* _Your instructions_
All of the data is to be set down again without any alteration.

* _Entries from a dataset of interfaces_
[Start of Attachment]

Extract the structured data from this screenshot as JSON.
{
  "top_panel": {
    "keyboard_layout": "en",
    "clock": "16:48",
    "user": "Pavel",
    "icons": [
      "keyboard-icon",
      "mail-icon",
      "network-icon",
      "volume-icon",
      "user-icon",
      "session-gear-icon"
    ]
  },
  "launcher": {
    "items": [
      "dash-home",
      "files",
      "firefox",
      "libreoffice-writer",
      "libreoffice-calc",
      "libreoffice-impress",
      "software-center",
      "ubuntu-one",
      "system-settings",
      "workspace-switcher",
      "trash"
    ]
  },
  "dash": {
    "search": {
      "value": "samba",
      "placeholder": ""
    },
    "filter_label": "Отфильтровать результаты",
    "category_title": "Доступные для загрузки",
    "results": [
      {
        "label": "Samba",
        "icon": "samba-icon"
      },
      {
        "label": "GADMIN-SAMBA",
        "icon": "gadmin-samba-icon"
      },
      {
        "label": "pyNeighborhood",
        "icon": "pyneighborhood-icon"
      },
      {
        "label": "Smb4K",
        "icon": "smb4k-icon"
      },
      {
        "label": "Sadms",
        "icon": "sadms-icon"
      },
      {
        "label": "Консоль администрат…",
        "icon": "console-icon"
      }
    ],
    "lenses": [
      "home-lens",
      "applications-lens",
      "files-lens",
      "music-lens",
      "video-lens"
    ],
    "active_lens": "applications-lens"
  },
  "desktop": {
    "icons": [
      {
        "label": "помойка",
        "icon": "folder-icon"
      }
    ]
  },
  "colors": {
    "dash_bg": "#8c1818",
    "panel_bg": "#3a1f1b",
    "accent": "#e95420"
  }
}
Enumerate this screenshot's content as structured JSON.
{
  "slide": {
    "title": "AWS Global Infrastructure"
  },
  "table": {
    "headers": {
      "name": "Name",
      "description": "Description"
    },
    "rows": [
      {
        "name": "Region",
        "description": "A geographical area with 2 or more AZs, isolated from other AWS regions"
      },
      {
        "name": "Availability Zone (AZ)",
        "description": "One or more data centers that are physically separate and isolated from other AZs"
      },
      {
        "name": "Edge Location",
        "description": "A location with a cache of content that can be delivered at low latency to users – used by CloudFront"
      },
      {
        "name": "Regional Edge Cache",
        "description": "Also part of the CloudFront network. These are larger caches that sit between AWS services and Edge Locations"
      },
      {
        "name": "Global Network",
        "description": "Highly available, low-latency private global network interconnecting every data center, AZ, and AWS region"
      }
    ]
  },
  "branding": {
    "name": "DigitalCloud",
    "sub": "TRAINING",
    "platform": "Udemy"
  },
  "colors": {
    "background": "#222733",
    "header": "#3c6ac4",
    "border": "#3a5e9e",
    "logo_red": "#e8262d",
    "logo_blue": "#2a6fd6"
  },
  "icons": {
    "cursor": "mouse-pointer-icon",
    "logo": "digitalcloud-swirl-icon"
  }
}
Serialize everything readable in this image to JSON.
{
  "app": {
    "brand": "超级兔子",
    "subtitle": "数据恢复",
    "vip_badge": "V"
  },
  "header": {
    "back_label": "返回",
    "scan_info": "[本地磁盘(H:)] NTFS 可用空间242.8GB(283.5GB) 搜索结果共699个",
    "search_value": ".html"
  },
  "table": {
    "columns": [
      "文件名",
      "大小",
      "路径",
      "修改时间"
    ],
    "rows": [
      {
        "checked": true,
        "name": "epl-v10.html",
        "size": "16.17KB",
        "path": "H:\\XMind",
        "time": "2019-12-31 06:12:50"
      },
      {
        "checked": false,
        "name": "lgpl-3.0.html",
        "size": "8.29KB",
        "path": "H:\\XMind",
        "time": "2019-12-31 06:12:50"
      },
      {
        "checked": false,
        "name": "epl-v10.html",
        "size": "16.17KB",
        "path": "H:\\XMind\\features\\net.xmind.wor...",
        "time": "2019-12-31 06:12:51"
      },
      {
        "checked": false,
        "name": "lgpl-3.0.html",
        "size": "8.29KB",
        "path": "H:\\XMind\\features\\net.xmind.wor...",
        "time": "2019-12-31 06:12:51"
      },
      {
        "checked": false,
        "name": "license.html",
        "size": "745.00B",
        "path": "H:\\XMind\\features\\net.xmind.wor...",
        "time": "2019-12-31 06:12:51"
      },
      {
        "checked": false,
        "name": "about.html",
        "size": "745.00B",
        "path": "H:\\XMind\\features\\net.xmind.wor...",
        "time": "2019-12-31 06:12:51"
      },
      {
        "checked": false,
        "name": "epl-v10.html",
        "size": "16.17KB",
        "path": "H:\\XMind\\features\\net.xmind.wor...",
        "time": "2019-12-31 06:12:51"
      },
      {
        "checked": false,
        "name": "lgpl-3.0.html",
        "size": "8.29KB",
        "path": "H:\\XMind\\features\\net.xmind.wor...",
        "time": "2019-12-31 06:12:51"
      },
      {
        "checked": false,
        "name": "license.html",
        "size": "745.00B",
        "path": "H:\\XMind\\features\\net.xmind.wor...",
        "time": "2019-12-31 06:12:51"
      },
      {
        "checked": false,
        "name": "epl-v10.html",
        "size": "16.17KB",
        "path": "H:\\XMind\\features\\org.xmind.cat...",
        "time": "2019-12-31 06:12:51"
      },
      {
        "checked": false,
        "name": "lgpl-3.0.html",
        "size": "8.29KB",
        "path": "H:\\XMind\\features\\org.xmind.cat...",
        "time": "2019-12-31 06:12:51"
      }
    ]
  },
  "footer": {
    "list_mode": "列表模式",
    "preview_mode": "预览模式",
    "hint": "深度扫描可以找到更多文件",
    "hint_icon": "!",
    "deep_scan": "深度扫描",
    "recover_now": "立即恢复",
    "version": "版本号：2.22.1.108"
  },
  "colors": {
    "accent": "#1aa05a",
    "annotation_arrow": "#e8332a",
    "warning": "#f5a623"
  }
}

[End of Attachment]

* _Exercise solution_
Extract the structured data from this screenshot as JSON.
{
  "top_panel": {
    "keyboard_layout": "en",
    "clock": "16:48",
    "user": "Pavel",
    "icons": [
      "keyboard-icon",
      "mail-icon",
      "network-icon",
      "volume-icon",
      "user-icon",
      "session-gear-icon"
    ]
  },
  "launcher": {
    "items": [
      "dash-home",
      "files",
      "firefox",
      "libreoffice-writer",
      "libreoffice-calc",
      "libreoffice-impress",
      "software-center",
      "ubuntu-one",
      "system-settings",
      "workspace-switcher",
      "trash"
    ]
  },
  "dash": {
    "search": {
      "value": "samba",
      "placeholder": ""
    },
    "filter_label": "Отфильтровать результаты",
    "category_title": "Доступные для загрузки",
    "results": [
      {
        "label": "Samba",
        "icon": "samba-icon"
      },
      {
        "label": "GADMIN-SAMBA",
        "icon": "gadmin-samba-icon"
      },
      {
        "label": "pyNeighborhood",
        "icon": "pyneighborhood-icon"
      },
      {
        "label": "Smb4K",
        "icon": "smb4k-icon"
      },
      {
        "label": "Sadms",
        "icon": "sadms-icon"
      },
      {
        "label": "Консоль администрат…",
        "icon": "console-icon"
      }
    ],
    "lenses": [
      "home-lens",
      "applications-lens",
      "files-lens",
      "music-lens",
      "video-lens"
    ],
    "active_lens": "applications-lens"
  },
  "desktop": {
    "icons": [
      {
        "label": "помойка",
        "icon": "folder-icon"
      }
    ]
  },
  "colors": {
    "dash_bg": "#8c1818",
    "panel_bg": "#3a1f1b",
    "accent": "#e95420"
  }
}
Enumerate this screenshot's content as structured JSON.
{
  "slide": {
    "title": "AWS Global Infrastructure"
  },
  "table": {
    "headers": {
      "name": "Name",
      "description": "Description"
    },
    "rows": [
      {
        "name": "Region",
        "description": "A geographical area with 2 or more AZs, isolated from other AWS regions"
      },
      {
        "name": "Availability Zone (AZ)",
        "description": "One or more data centers that are physically separate and isolated from other AZs"
      },
      {
        "name": "Edge Location",
        "description": "A location with a cache of content that can be delivered at low latency to users – used by CloudFront"
      },
      {
        "name": "Regional Edge Cache",
        "description": "Also part of the CloudFront network. These are larger caches that sit between AWS services and Edge Locations"
      },
      {
        "name": "Global Network",
        "description": "Highly available, low-latency private global network interconnecting every data center, AZ, and AWS region"
      }
    ]
  },
  "branding": {
    "name": "DigitalCloud",
    "sub": "TRAINING",
    "platform": "Udemy"
  },
  "colors": {
    "background": "#222733",
    "header": "#3c6ac4",
    "border": "#3a5e9e",
    "logo_red": "#e8262d",
    "logo_blue": "#2a6fd6"
  },
  "icons": {
    "cursor": "mouse-pointer-icon",
    "logo": "digitalcloud-swirl-icon"
  }
}
Serialize everything readable in this image to JSON.
{
  "app": {
    "brand": "超级兔子",
    "subtitle": "数据恢复",
    "vip_badge": "V"
  },
  "header": {
    "back_label": "返回",
    "scan_info": "[本地磁盘(H:)] NTFS 可用空间242.8GB(283.5GB) 搜索结果共699个",
    "search_value": ".html"
  },
  "table": {
    "columns": [
      "文件名",
      "大小",
      "路径",
      "修改时间"
    ],
    "rows": [
      {
        "checked": true,
        "name": "epl-v10.html",
        "size": "16.17KB",
        "path": "H:\\XMind",
        "time": "2019-12-31 06:12:50"
      },
      {
        "checked": false,
        "name": "lgpl-3.0.html",
        "size": "8.29KB",
        "path": "H:\\XMind",
        "time": "2019-12-31 06:12:50"
      },
      {
        "checked": false,
        "name": "epl-v10.html",
        "size": "16.17KB",
        "path": "H:\\XMind\\features\\net.xmind.wor...",
        "time": "2019-12-31 06:12:51"
      },
      {
        "checked": false,
        "name": "lgpl-3.0.html",
        "size": "8.29KB",
        "path": "H:\\XMind\\features\\net.xmind.wor...",
        "time": "2019-12-31 06:12:51"
      },
      {
        "checked": false,
        "name": "license.html",
        "size": "745.00B",
        "path": "H:\\XMind\\features\\net.xmind.wor...",
        "time": "2019-12-31 06:12:51"
      },
      {
        "checked": false,
        "name": "about.html",
        "size": "745.00B",
        "path": "H:\\XMind\\features\\net.xmind.wor...",
        "time": "2019-12-31 06:12:51"
      },
      {
        "checked": false,
        "name": "epl-v10.html",
        "size": "16.17KB",
        "path": "H:\\XMind\\features\\net.xmind.wor...",
        "time": "2019-12-31 06:12:51"
      },
      {
        "checked": false,
        "name": "lgpl-3.0.html",
        "size": "8.29KB",
        "path": "H:\\XMind\\features\\net.xmind.wor...",
        "time": "2019-12-31 06:12:51"
      },
      {
        "checked": false,
        "name": "license.html",
        "size": "745.00B",
        "path": "H:\\XMind\\features\\net.xmind.wor...",
        "time": "2019-12-31 06:12:51"
      },
      {
        "checked": false,
        "name": "epl-v10.html",
        "size": "16.17KB",
        "path": "H:\\XMind\\features\\org.xmind.cat...",
        "time": "2019-12-31 06:12:51"
      },
      {
        "checked": false,
        "name": "lgpl-3.0.html",
        "size": "8.29KB",
        "path": "H:\\XMind\\features\\org.xmind.cat...",
        "time": "2019-12-31 06:12:51"
      }
    ]
  },
  "footer": {
    "list_mode": "列表模式",
    "preview_mode": "预览模式",
    "hint": "深度扫描可以找到更多文件",
    "hint_icon": "!",
    "deep_scan": "深度扫描",
    "recover_now": "立即恢复",
    "version": "版本号：2.22.1.108"
  },
  "colors": {
    "accent": "#1aa05a",
    "annotation_arrow": "#e8332a",
    "warning": "#f5a623"
  }
}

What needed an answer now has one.